here we have christists using microsoft tactics as usual: 'embrace, extend, exterminate'.
this is exactly how the christist west appropriated a lot of things like greek, roman, druidic, buddhist, indic ideas: much as the susan caldwells and courtrights and clooneys do under our very noses today.
and that somewhat biased mexican nobel-prize winner octavio paz compared hinduism to a metaphysical boa constrictor. what would christism be then? a python, that swallows other cultures wholesale without a trace?
the west gets all upset about the chinese appropriating *their* intellectual property. what about the west happily expropriating *our* intellectual property?
the back-royalties from the indian numbering system alone would pay off india's national debt many times over. we should be making noise about and perhaps taking show-cases to the WIPO for royalties for calculus, various areas of astronomy, medicine, etc. enough of wholesale theft of ideas!
the theft continues today: it's increasingly bio-diversity theft these days; as they come in and steal genetic strains.
i think india should completely ignore western patenting mechanisms. it has not been shown that patents are of any use to anybody other than monopoly profiteers. the data is ambivalent about whether patenting encourages innovation. the pharma process patent idea that india had was a good one: and we should find other ways of weasel-wording and sliming our way out of WIPO and TRIPS treaty obligations.
ps. moment of black humor: i find myself in agreement with ratzinger for perhaps the first and only time ever: we concur that yoga has nothing to do with christism, whatsoever.
---------- Forwarded message ----------
From: Srinivasan Kalyanaraman <email@example.com>

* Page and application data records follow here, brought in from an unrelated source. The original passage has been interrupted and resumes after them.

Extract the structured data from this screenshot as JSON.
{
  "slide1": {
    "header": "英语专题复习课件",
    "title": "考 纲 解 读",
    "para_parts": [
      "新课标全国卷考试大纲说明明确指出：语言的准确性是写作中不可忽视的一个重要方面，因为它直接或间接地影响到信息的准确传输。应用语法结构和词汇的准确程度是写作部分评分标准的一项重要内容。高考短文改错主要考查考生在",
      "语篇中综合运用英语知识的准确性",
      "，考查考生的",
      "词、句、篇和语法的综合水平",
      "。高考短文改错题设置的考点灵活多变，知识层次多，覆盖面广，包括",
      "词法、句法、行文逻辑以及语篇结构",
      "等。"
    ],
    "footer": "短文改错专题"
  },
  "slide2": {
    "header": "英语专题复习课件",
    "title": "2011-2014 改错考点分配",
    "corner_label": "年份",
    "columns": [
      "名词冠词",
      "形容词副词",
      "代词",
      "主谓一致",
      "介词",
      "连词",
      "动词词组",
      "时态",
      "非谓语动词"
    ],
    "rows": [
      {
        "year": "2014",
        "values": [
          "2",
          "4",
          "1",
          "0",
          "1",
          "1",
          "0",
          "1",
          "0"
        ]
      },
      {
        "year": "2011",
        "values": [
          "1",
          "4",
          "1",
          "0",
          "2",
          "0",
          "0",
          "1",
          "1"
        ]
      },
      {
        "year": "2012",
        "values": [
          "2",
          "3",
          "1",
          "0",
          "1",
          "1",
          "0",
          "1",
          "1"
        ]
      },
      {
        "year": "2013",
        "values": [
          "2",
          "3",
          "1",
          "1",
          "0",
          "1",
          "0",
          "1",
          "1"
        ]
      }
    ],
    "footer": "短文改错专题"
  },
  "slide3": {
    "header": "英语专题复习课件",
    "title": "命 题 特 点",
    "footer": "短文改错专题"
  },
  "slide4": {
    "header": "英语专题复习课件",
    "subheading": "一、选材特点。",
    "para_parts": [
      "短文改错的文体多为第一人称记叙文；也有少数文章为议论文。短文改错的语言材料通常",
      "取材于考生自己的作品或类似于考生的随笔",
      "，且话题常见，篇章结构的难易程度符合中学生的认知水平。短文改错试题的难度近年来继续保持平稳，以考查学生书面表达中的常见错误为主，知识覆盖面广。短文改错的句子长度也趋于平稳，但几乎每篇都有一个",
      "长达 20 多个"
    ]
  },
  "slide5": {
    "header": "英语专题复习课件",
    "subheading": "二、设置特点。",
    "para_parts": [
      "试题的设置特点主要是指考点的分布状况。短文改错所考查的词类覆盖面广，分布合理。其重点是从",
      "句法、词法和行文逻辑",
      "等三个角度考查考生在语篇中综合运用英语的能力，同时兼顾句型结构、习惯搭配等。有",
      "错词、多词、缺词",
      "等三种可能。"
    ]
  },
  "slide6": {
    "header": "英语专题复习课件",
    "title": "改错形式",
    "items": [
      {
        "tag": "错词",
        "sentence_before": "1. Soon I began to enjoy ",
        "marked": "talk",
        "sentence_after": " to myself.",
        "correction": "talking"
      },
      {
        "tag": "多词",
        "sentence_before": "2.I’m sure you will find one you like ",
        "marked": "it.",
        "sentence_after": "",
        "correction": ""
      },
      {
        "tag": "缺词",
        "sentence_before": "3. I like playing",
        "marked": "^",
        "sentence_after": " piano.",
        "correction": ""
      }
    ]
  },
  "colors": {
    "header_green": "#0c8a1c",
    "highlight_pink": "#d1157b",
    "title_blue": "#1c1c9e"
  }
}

Date: Aug 31, 2005 6:06 PM
Subject: Christist yoga
To: "Srinivasan Kalyanaraman (GMail)" <firstname.lastname@example.org>
Time Magazine, Monday, Aug. 29, 2005
Stretching for Jesus
Christian yoga is gaining a devout following--upsetting purists,
Hindus and some Christians
By LISA TAKEUCHI CULLEN/MAHTOMEDI
The yoga teacher sits in a lotus position atop a polished wooden
platform. Behind her, verdant woods are visible through panoramic
windows. Gentle music tinkles from overhead speakers. Two dozen
students in spandex outfits, most of them women, settle onto purple
and blue mats to begin the class with ujjayi, a breathing exercise.
Their instructor, Cindy Senarighi, recommends today's mantra.
"'Yahweh' is a great breath prayer," she says. "The Jesus Prayer also
works. Now lift your arms in praise to the Lord."
The platform is an altar, the tinkly tune is praise music, and the
practice is Christian yoga. Senarighi's class, called Yogadevotion and
taught in the main chapel of St. Andrew's Lutheran Church in
Mahtomedi, Minn., is part of a fast-growing movement that seeks to
retool the 5,000-year-old practice of yoga to fit Christ's teachings.